I found the following words in a Guardian blog comment:
Subjects of the state. We're expected to work and consume, not behave as citizens.
Because the state is no longer ours, it belongs to the people who bought it.
There is much truth in this. Americans believe in the words of the Constitution preamble about “of the people, by the people, for the people” (or something like that). I beginning to believe that there is more truth in the words of some clever blog commenter.
And I don’t mean the television series...
Freud found the pursuit of happiness to be a distraction from living. He felt that “it would be better to aim for something different: a type of life in which you do not need a fantasy of satisfaction in order to find being human an interesting and worthwhile experience”.
I learned this in John Gray’s The Silence of Animals, which is not a book for everyone. This requires a bit of thought, which is why the above quote caused me to think about the words of the US Constitution that “guarantee” the right to pursue happiness (left undefined). Of course, that was written long before Freund stirred up though and/or muddled human thinking. Many quote the Constitution; few have ever read Freud.
I do not recall ever consciously pursuing happiness. Mostly, I have been satisfied with my lot in life, which provides as mush “happiness” as I can handle.
With the cartoon in an earlier post about declining education standards fresh in mind, an article in one of today's newspapers caught my attention. The content is surprising, but it is not surprising.

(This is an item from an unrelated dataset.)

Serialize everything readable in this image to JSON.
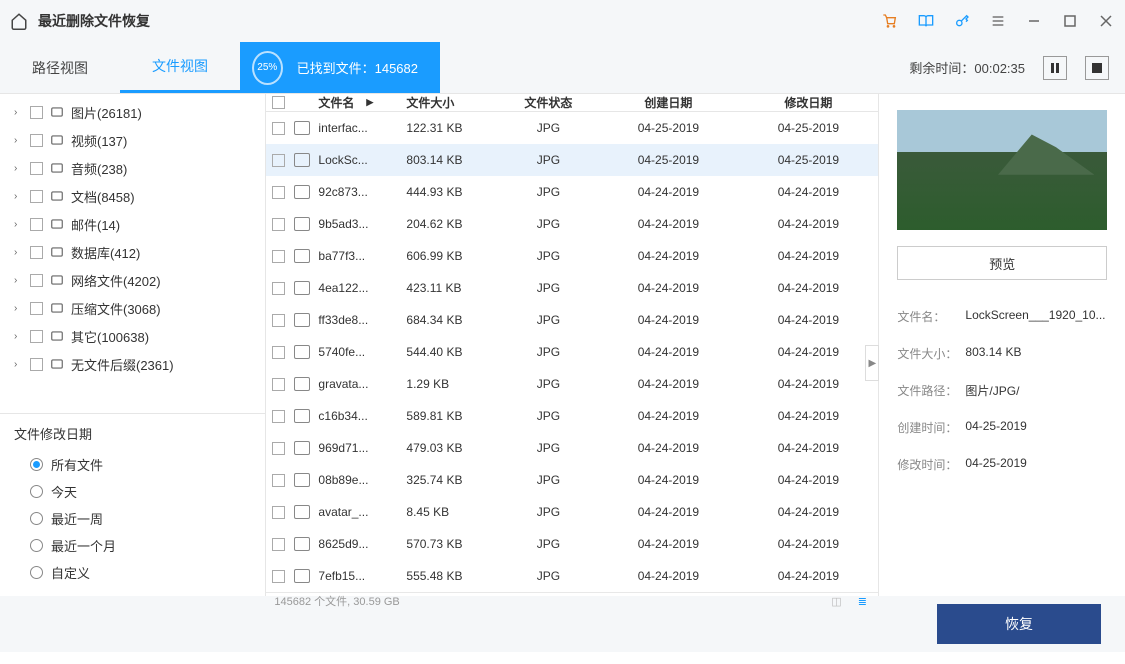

It's a well-known fact that most Americans know little geography, but I had expected a bit of knowledge about basic premises on which that formerly great nation was founded. All that flag waving should have some residual effect. It's been proven that trickle-down economics does not work; so maybe trickle-down knowledge does not either.
The article stated that 70% of the population of the Beacon of Democracy do not know basic facts about the Constitution. The dumbing down of the population seems to be another Great American Success Story. The rich get richer and the poor are made dumber....
Prior to writing novels, the author enjoyed a multifaceted career: from decorated combat aviator to advertising professional to global communications director of a major consumer brand. He has traveled the world and met sports, film and television stars, political leaders, and royalty. He graduated from Middlebury College, is married, lives in Germany, and has two grown children.